■ Problem description ■
From the entries, copy out every line in which the word "Bilgi" is found.

Records to process below:

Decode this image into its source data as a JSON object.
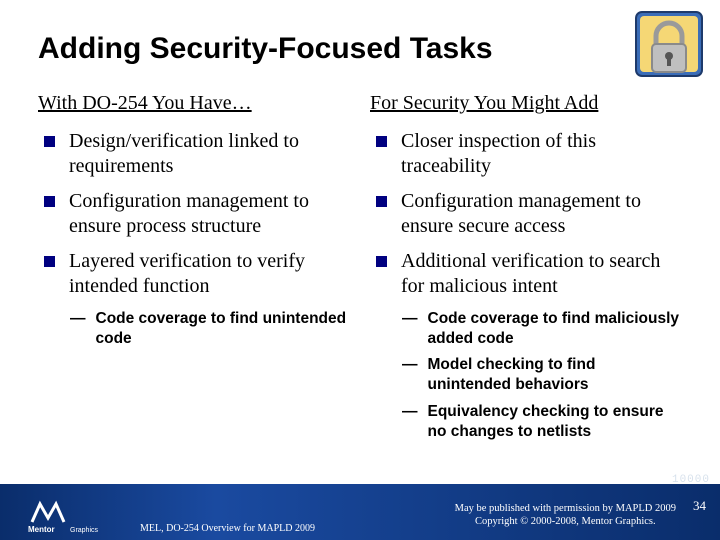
{
  "title": "Adding Security-Focused Tasks",
  "icon": "lock-icon",
  "left": {
    "heading": "With DO-254 You Have…",
    "items": [
      {
        "text": "Design/verification linked to requirements"
      },
      {
        "text": "Configuration management to ensure process structure"
      },
      {
        "text": "Layered verification to verify intended function",
        "sub": [
          "Code coverage to find unintended code"
        ]
      }
    ]
  },
  "right": {
    "heading": "For Security You Might Add",
    "items": [
      {
        "text": "Closer inspection of this traceability"
      },
      {
        "text": "Configuration management to ensure secure access"
      },
      {
        "text": "Additional verification to search for malicious intent",
        "sub": [
          "Code coverage to find maliciously added code",
          "Model checking to find unintended behaviors",
          "Equivalency checking to ensure no changes to netlists"
        ]
      }
    ]
  },
  "footer": {
    "logo": "Mentor Graphics",
    "center": "MEL, DO-254 Overview for MAPLD 2009",
    "right1": "May be published with permission by MAPLD 2009",
    "right2": "Copyright © 2000-2008, Mentor Graphics.",
    "page": "34",
    "bg_digits": "10000"
  }
}
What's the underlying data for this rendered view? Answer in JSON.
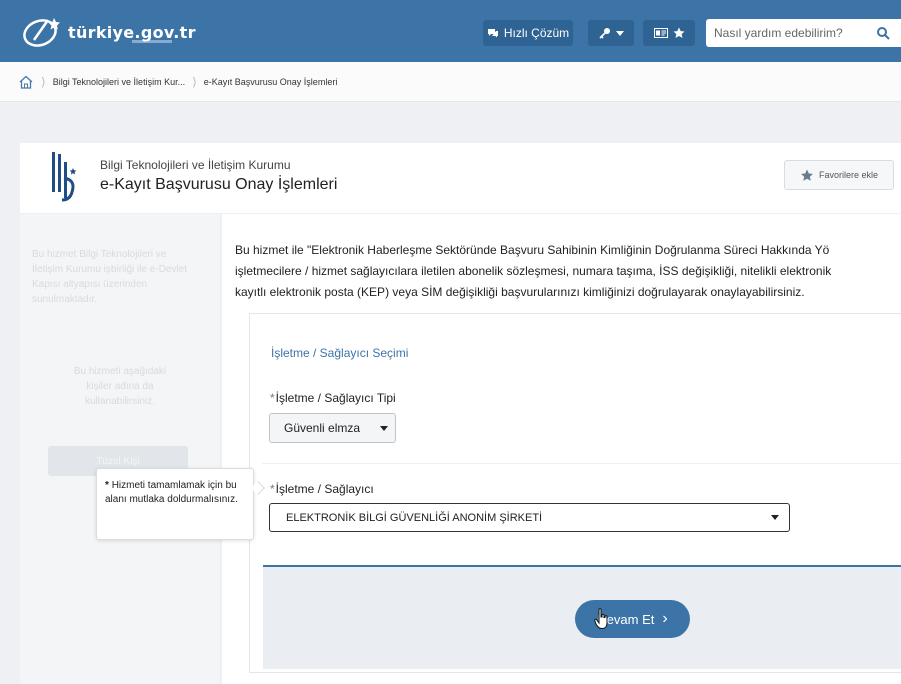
{
  "topbar": {
    "logo_text": "türkiye.gov.tr",
    "quick_solution_label": "Hızlı Çözüm",
    "search_placeholder": "Nasıl yardım edebilirim?"
  },
  "breadcrumb": {
    "items": [
      "Bilgi Teknolojileri ve İletişim Kur...",
      "e-Kayıt Başvurusu Onay İşlemleri"
    ]
  },
  "header": {
    "institution": "Bilgi Teknolojileri ve İletişim Kurumu",
    "title": "e-Kayıt Başvurusu Onay İşlemleri",
    "favorite_label": "Favorilere ekle"
  },
  "sidebar": {
    "paragraph1": "Bu hizmet Bilgi Teknolojileri ve İletişim Kurumu işbirliği ile e-Devlet Kapısı altyapısı üzerinden sunulmaktadır.",
    "paragraph2": "Bu hizmeti aşağıdaki kişiler adına da kullanabilirsiniz.",
    "button_label": "Tüzel Kişi"
  },
  "main": {
    "description_lines": [
      "Bu hizmet ile \"Elektronik Haberleşme Sektöründe Başvuru Sahibinin Kimliğinin Doğrulanma Süreci Hakkında Yö",
      "işletmecilere / hizmet sağlayıcılara iletilen abonelik sözleşmesi, numara taşıma, İSS değişikliği, nitelikli elektronik",
      "kayıtlı elektronik posta (KEP) veya SİM değişikliği başvurularınızı kimliğinizi doğrulayarak onaylayabilirsiniz."
    ],
    "section_title": "İşletme / Sağlayıcı Seçimi",
    "field1_label": "İşletme / Sağlayıcı Tipi",
    "field1_value": "Güvenli elmza",
    "field2_label": "İşletme / Sağlayıcı",
    "field2_value": "ELEKTRONİK BİLGİ GÜVENLİĞİ ANONİM ŞİRKETİ",
    "required_mark": "*",
    "tooltip_text": "Hizmeti tamamlamak için bu alanı mutlaka doldurmalısınız.",
    "continue_label": "Devam Et"
  },
  "colors": {
    "brand_blue": "#3d74a8",
    "topbar_button": "#2f6394"
  }
}
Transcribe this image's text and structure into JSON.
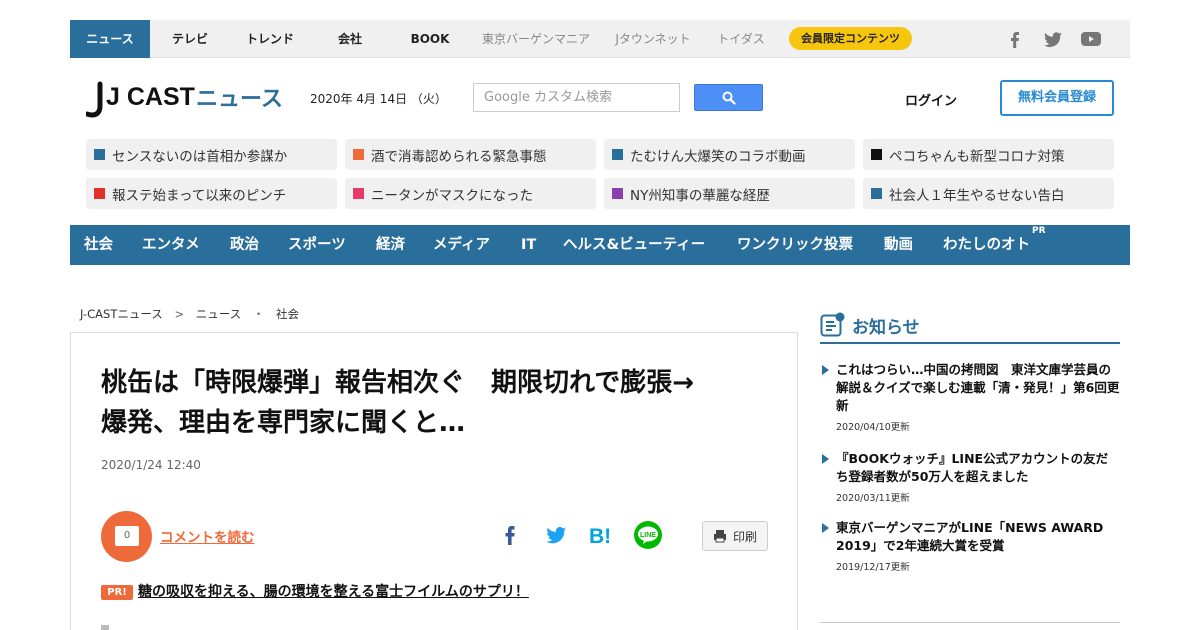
{
  "topnav": {
    "items": [
      {
        "label": "ニュース"
      },
      {
        "label": "テレビ"
      },
      {
        "label": "トレンド"
      },
      {
        "label": "会社"
      },
      {
        "label": "BOOK"
      },
      {
        "label": "東京バーゲンマニア"
      },
      {
        "label": "Jタウンネット"
      },
      {
        "label": "トイダス"
      }
    ],
    "member_pill": "会員限定コンテンツ",
    "social": [
      "facebook-icon",
      "twitter-icon",
      "youtube-icon"
    ]
  },
  "header": {
    "logo_main": "J CAST",
    "logo_sub": "ニュース",
    "date": "2020年 4月 14日 （火）",
    "search_placeholder": "Google カスタム検索",
    "login": "ログイン",
    "register": "無料会員登録"
  },
  "trending": [
    {
      "label": "センスないのは首相か参謀か",
      "color": "#2a6e9c"
    },
    {
      "label": "酒で消毒認められる緊急事態",
      "color": "#ef6a3a"
    },
    {
      "label": "たむけん大爆笑のコラボ動画",
      "color": "#2a6e9c"
    },
    {
      "label": "ペコちゃんも新型コロナ対策",
      "color": "#111111"
    },
    {
      "label": "報ステ始まって以来のピンチ",
      "color": "#e0302a"
    },
    {
      "label": "ニータンがマスクになった",
      "color": "#e83a6a"
    },
    {
      "label": "NY州知事の華麗な経歴",
      "color": "#8a3fb0"
    },
    {
      "label": "社会人１年生やるせない告白",
      "color": "#2a6e9c"
    }
  ],
  "categories": [
    {
      "label": "社会"
    },
    {
      "label": "エンタメ"
    },
    {
      "label": "政治"
    },
    {
      "label": "スポーツ"
    },
    {
      "label": "経済"
    },
    {
      "label": "メディア"
    },
    {
      "label": "IT"
    },
    {
      "label": "ヘルス&ビューティー"
    },
    {
      "label": "ワンクリック投票"
    },
    {
      "label": "動画"
    },
    {
      "label": "わたしのオト"
    }
  ],
  "cat_pr": "PR",
  "breadcrumb": {
    "home": "J-CASTニュース",
    "sep1": ">",
    "section": "ニュース",
    "sep2": "・",
    "sub": "社会"
  },
  "article": {
    "title_line1": "桃缶は「時限爆弾」報告相次ぐ　期限切れで膨張→",
    "title_line2": "爆発、理由を専門家に聞くと…",
    "date": "2020/1/24 12:40",
    "comment_count": "0",
    "comment_link": "コメントを読む",
    "print": "印刷",
    "pr_badge": "PR!",
    "pr_text": "糖の吸収を抑える、腸の環境を整える富士フイルムのサプリ！"
  },
  "sidebar": {
    "title": "お知らせ",
    "news": [
      {
        "text": "これはつらい…中国の拷問図　東洋文庫学芸員の解説＆クイズで楽しむ連載「清・発見！」第6回更新",
        "date": "2020/04/10更新"
      },
      {
        "text": "『BOOKウォッチ』LINE公式アカウントの友だち登録者数が50万人を超えました",
        "date": "2020/03/11更新"
      },
      {
        "text": "東京バーゲンマニアがLINE「NEWS AWARD 2019」で2年連続大賞を受賞",
        "date": "2019/12/17更新"
      }
    ]
  },
  "colors": {
    "brand": "#2a6e9c",
    "accent": "#ef6a3a",
    "pill": "#f6c60f",
    "register": "#2a8ad1"
  }
}
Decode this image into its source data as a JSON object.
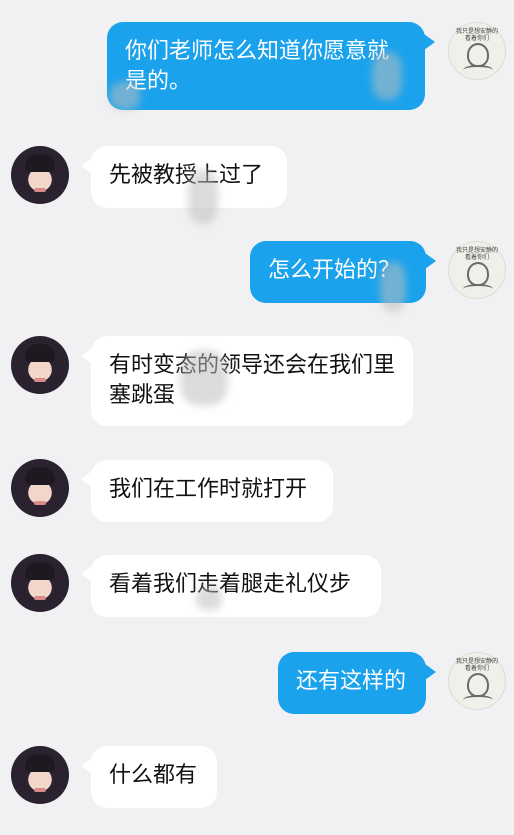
{
  "messages": [
    {
      "side": "out",
      "text": "你们老师怎么知道你愿意就是的。"
    },
    {
      "side": "in",
      "text": "先被教授上过了"
    },
    {
      "side": "out",
      "text": "怎么开始的？"
    },
    {
      "side": "in",
      "text": "有时变态的领导还会在我们里塞跳蛋"
    },
    {
      "side": "in",
      "text": "我们在工作时就打开"
    },
    {
      "side": "in",
      "text": "看着我们走着腿走礼仪步"
    },
    {
      "side": "out",
      "text": "还有这样的"
    },
    {
      "side": "in",
      "text": "什么都有"
    }
  ],
  "self_avatar": {
    "caption": "我只是想安静的看着你们"
  },
  "colors": {
    "background": "#f1f1f3",
    "outgoing_bubble": "#1aa3ec",
    "incoming_bubble": "#ffffff"
  }
}
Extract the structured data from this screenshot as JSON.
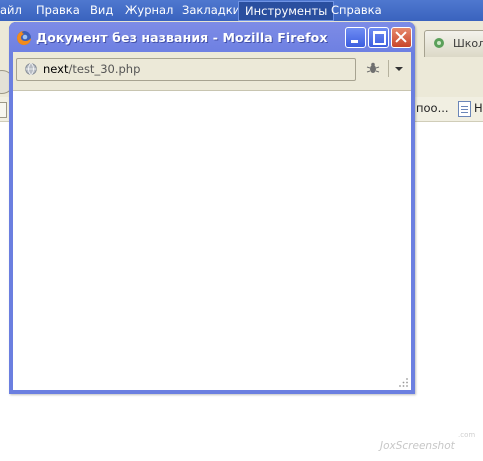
{
  "background_window": {
    "menu": [
      "айл",
      "Правка",
      "Вид",
      "Журнал",
      "Закладки",
      "Инструменты",
      "Справка"
    ],
    "active_menu_index": 5,
    "tab_label": "Школ",
    "bookmark_text": "поо...",
    "bookmark_tail": "Н"
  },
  "popup": {
    "title": "Документ без названия - Mozilla Firefox",
    "url_host": "next",
    "url_path": "/test_30.php",
    "icons": {
      "title": "firefox-icon",
      "url": "globe-icon",
      "addon": "bug-icon"
    }
  },
  "watermark": {
    "text": "JoxScreenshot",
    "dot": ".com"
  },
  "colors": {
    "titlebar": "#6e80e2",
    "window_border": "#0a36c9",
    "menubar": "#4f78cf",
    "chrome": "#ece9d8",
    "close_button": "#c8452a"
  }
}
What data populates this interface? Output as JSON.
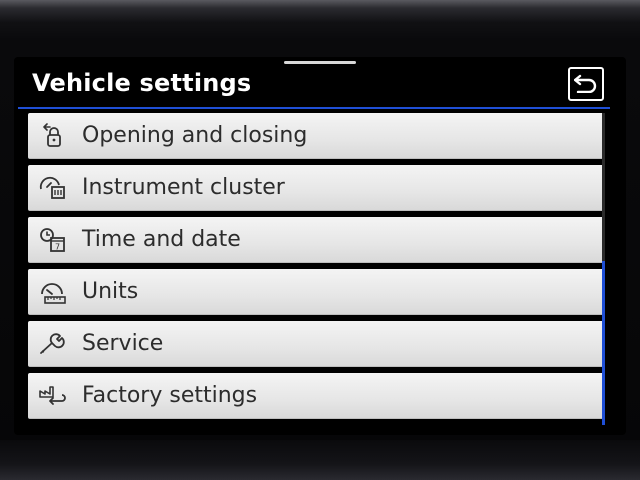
{
  "header": {
    "title": "Vehicle settings",
    "back_icon": "back-arrow-icon"
  },
  "menu": {
    "items": [
      {
        "label": "Opening and closing",
        "icon": "door-lock-icon"
      },
      {
        "label": "Instrument cluster",
        "icon": "gauge-display-icon"
      },
      {
        "label": "Time and date",
        "icon": "clock-calendar-icon"
      },
      {
        "label": "Units",
        "icon": "speedometer-ruler-icon"
      },
      {
        "label": "Service",
        "icon": "wrench-icon"
      },
      {
        "label": "Factory settings",
        "icon": "factory-reset-icon"
      }
    ]
  },
  "colors": {
    "accent": "#1f4fd6",
    "item_bg": "#e6e6e6",
    "item_text": "#2c2c2c",
    "title_text": "#ffffff"
  }
}
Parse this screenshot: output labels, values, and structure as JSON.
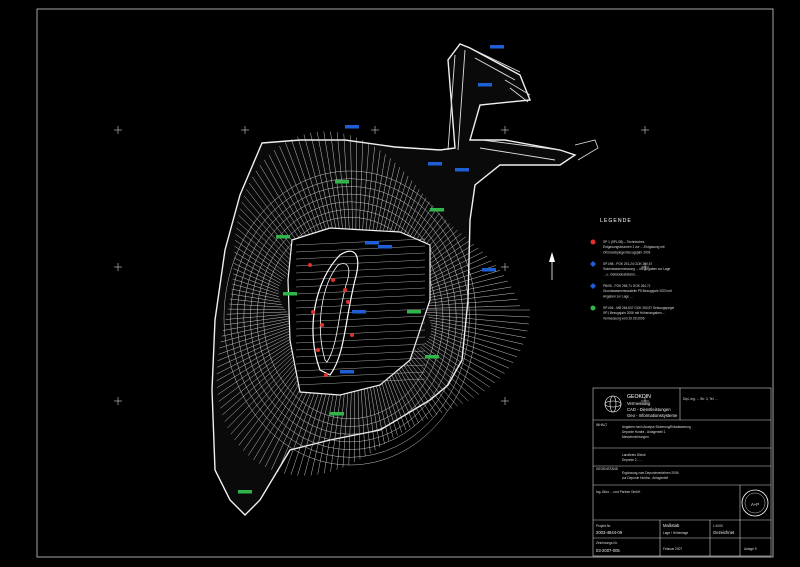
{
  "colors": {
    "background": "#000000",
    "linework": "#e8e8e8",
    "frame": "#cfcfcf",
    "red_marker": "#e0312b",
    "blue_marker": "#1f5fd6",
    "green_marker": "#2fb54a",
    "north_arrow": "#ffffff"
  },
  "legend": {
    "title": "LEGENDE",
    "items": [
      {
        "symbol": "red-dot",
        "text": "SP 1 (SPL/05) – Technisches Entgasungsbrunnen 1 zur ...-Entgasung mit Ortsrandspiegel Bezugsjahr 2003"
      },
      {
        "symbol": "blue-diamond",
        "text": "SP1/98 - POK 291,24 GOK 290,67 Sickerwassermessung ... mit Angaben zur Lage ... u. Gebäudeabstand ..."
      },
      {
        "symbol": "blue-diamond",
        "text": "PB/05 - POK 265,71 GOK 264,71 Grundwassermessstelle P5 Bezugsjahr 2003 mit Angaben zur Lage ..."
      },
      {
        "symbol": "green-dot",
        "text": "SP1/06 - MB 264,637 GOK 263,97 Setzungspegel SP1 Bezugsjahr 2006 mit Höhenangaben ... Vermessung vom 20.09.2006"
      }
    ]
  },
  "titleblock": {
    "company": "GEOKDIN",
    "company_lines": [
      "Vermessung",
      "CAD - Dienstleistungen",
      "Geo - Informationssysteme"
    ],
    "contact": "Dipl.-Ing. ... Str. 3, Tel. ...",
    "section1_label": "INHALT",
    "section1_lines": [
      "Angaben nach Analyse Sickerung/Entwässerung",
      "Deponie Hunfra - Anlagenteil 1",
      "Messeinrichtungen"
    ],
    "section2_lines": [
      "Landkreis Dixlob",
      "Deponie 2 - ..."
    ],
    "section3_label": "GEGENSTAND",
    "section3_lines": [
      "Ergänzung zum Deponieverfahren 2006",
      "zur Deponie Hunfra - Anlagenteil"
    ],
    "client_line": "Ing.-Büro ... und Partner GmbH",
    "project_label": "Projekt-Nr.",
    "project_value": "2003-4844-09",
    "scale_label": "Maßstab",
    "scale_value": "1:1000",
    "drawing_label": "Zeichnungs-Nr.",
    "drawing_value": "03-2007-005",
    "view_label": "Lage / Höhenlage",
    "checked_label": "Gezeichnet",
    "date_value": "Februar 2007",
    "sheet_value": "Anlage 9",
    "logo_text": "A+P"
  }
}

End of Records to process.

■ Solution to this task ■
      "Bilgi Teknolojileri ve İletişim Kur...",
    "institution": "Bilgi Teknolojileri ve İletişim Kurumu",
    "paragraph1": "Bu hizmet Bilgi Teknolojileri ve İletişim Kurumu işbirliği ile e-Devlet Kapısı altyapısı üzerinden sunulmaktadır.",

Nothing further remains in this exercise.